They dumped the lame demonstrator idea, and in January of 1975 they stole the crest of the wave with the
introduction of the Altair 8800. Bill Gates saw the Altair on the cover,
and we were off and running.
Today, the number of Mark 8 computers in existence, working or not, is
no more than a handful. Information on those I am aware of can be
found on my Other Mark-8's page. Only a few are known operational. Do you have one? Do you know someone who
does? Let me know!!
Latecomer, Altair 8800 on the cover of PE
The Mark-8, besides inspiring the development of the Altair 8800,
inspired another computer pioneer, Robert Suding. Dr. Suding built his
Mark 8 Minicomputer in July-August of 1974, and within days formed the
digital group. This new company sold a packet of plans for improving
the Mark 8, along with a plethora of new software. They soon offered a
video interface and also a cassette interface. For more info, visit my
digital group pages.
|My Mark-8 Minicomputer
I received my Mark 8 Minicomputer in small
pieces, early 1999, as a result of an ebay auction. (See
my restoration details.) It took me about two years to fully restore
to the condition shown in these photos (I took my time -- it's a hobby,
not a job!). Today, my Mark 8 computer sets on
a display cabinet in my living room, connected to my digital
group video interface, and hums along nicely 24/7, running various
programs. When idle, it simply blinks the front panel lights randomly, and
never fails to attract attention.
My pretty wife demonstrates my Mark-8 Minicomputer and my digital group Z80
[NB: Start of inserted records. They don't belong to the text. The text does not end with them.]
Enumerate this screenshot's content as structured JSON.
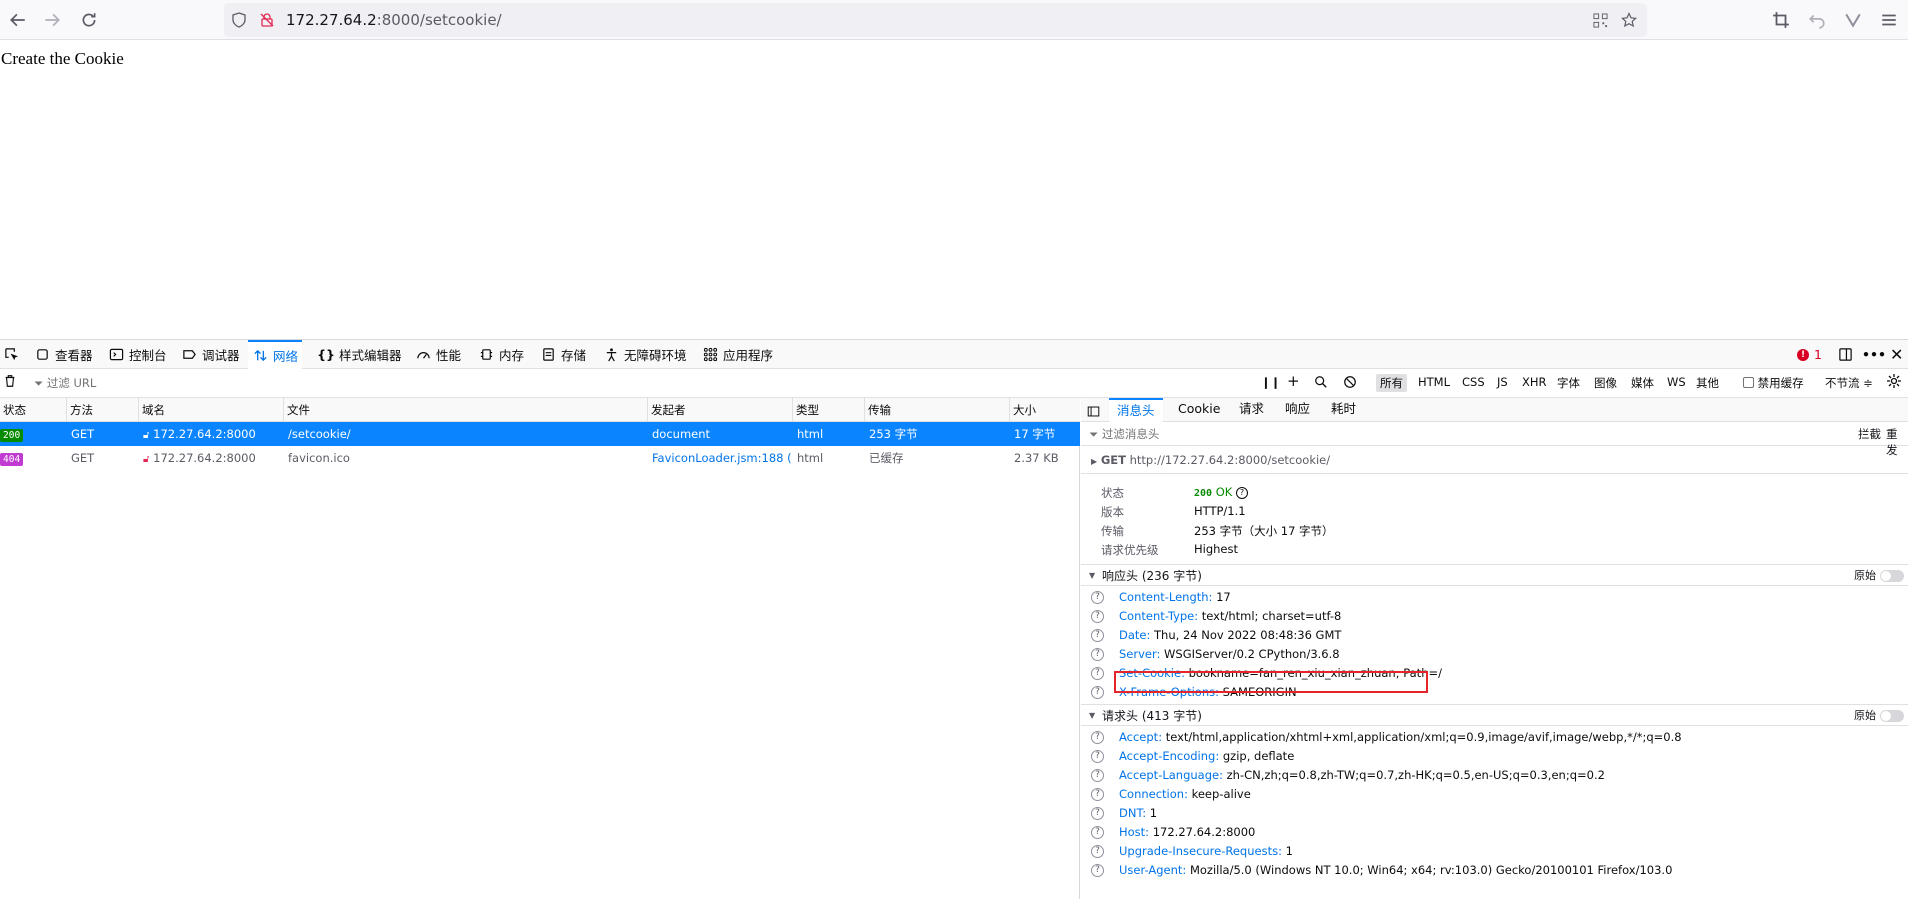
{
  "browser": {
    "url_host": "172.27.64.2",
    "url_path": ":8000/setcookie/"
  },
  "page": {
    "heading": "Create the Cookie"
  },
  "devtools": {
    "tabs": [
      {
        "label": "查看器",
        "icon": "inspector-icon"
      },
      {
        "label": "控制台",
        "icon": "console-icon"
      },
      {
        "label": "调试器",
        "icon": "debugger-icon"
      },
      {
        "label": "网络",
        "icon": "network-icon"
      },
      {
        "label": "样式编辑器",
        "icon": "style-editor-icon"
      },
      {
        "label": "性能",
        "icon": "performance-icon"
      },
      {
        "label": "内存",
        "icon": "memory-icon"
      },
      {
        "label": "存储",
        "icon": "storage-icon"
      },
      {
        "label": "无障碍环境",
        "icon": "accessibility-icon"
      },
      {
        "label": "应用程序",
        "icon": "application-icon"
      }
    ],
    "error_count": "1",
    "filter_placeholder": "过滤 URL",
    "type_filters": [
      "所有",
      "HTML",
      "CSS",
      "JS",
      "XHR",
      "字体",
      "图像",
      "媒体",
      "WS",
      "其他"
    ],
    "disable_cache_label": "禁用缓存",
    "throttle_label": "不节流 ≑",
    "columns": [
      "状态",
      "方法",
      "域名",
      "文件",
      "发起者",
      "类型",
      "传输",
      "大小"
    ],
    "requests": [
      {
        "status": "200",
        "method": "GET",
        "domain": "172.27.64.2:8000",
        "file": "/setcookie/",
        "initiator": "document",
        "type": "html",
        "transfer": "253 字节",
        "size": "17 字节"
      },
      {
        "status": "404",
        "method": "GET",
        "domain": "172.27.64.2:8000",
        "file": "favicon.ico",
        "initiator": "FaviconLoader.jsm:188 (…",
        "type": "html",
        "transfer": "已缓存",
        "size": "2.37 KB"
      }
    ],
    "side_panel": {
      "tabs": [
        "消息头",
        "Cookie",
        "请求",
        "响应",
        "耗时"
      ],
      "filter_placeholder": "过滤消息头",
      "block_label": "拦截",
      "resend_label": "重发",
      "request_line": {
        "method": "GET",
        "url": "http://172.27.64.2:8000/setcookie/"
      },
      "summary": [
        {
          "key": "状态",
          "value_code": "200",
          "value_text": "OK"
        },
        {
          "key": "版本",
          "value": "HTTP/1.1"
        },
        {
          "key": "传输",
          "value": "253 字节（大小 17 字节）"
        },
        {
          "key": "请求优先级",
          "value": "Highest"
        }
      ],
      "response_headers_title": "响应头 (236 字节)",
      "raw_label": "原始",
      "response_headers": [
        {
          "key": "Content-Length:",
          "value": "17"
        },
        {
          "key": "Content-Type:",
          "value": "text/html; charset=utf-8"
        },
        {
          "key": "Date:",
          "value": "Thu, 24 Nov 2022 08:48:36 GMT"
        },
        {
          "key": "Server:",
          "value": "WSGIServer/0.2 CPython/3.6.8"
        },
        {
          "key": "Set-Cookie:",
          "value": "bookname=fan_ren_xiu_xian_zhuan; Path=/"
        },
        {
          "key": "X-Frame-Options:",
          "value": "SAMEORIGIN"
        }
      ],
      "request_headers_title": "请求头 (413 字节)",
      "request_headers": [
        {
          "key": "Accept:",
          "value": "text/html,application/xhtml+xml,application/xml;q=0.9,image/avif,image/webp,*/*;q=0.8"
        },
        {
          "key": "Accept-Encoding:",
          "value": "gzip, deflate"
        },
        {
          "key": "Accept-Language:",
          "value": "zh-CN,zh;q=0.8,zh-TW;q=0.7,zh-HK;q=0.5,en-US;q=0.3,en;q=0.2"
        },
        {
          "key": "Connection:",
          "value": "keep-alive"
        },
        {
          "key": "DNT:",
          "value": "1"
        },
        {
          "key": "Host:",
          "value": "172.27.64.2:8000"
        },
        {
          "key": "Upgrade-Insecure-Requests:",
          "value": "1"
        },
        {
          "key": "User-Agent:",
          "value": "Mozilla/5.0 (Windows NT 10.0; Win64; x64; rv:103.0) Gecko/20100101 Firefox/103.0"
        }
      ]
    }
  },
  "colors": {
    "accent": "#0a84ff",
    "status_ok": "#058b00",
    "status_404": "#c13ad2",
    "highlight": "#e5252a"
  }
}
system at the Vintage Computer Festival 6.0,
My Mark-8 Minicomputer on display with ASR-33
at the Vintage Computer Festival 9.0, 2006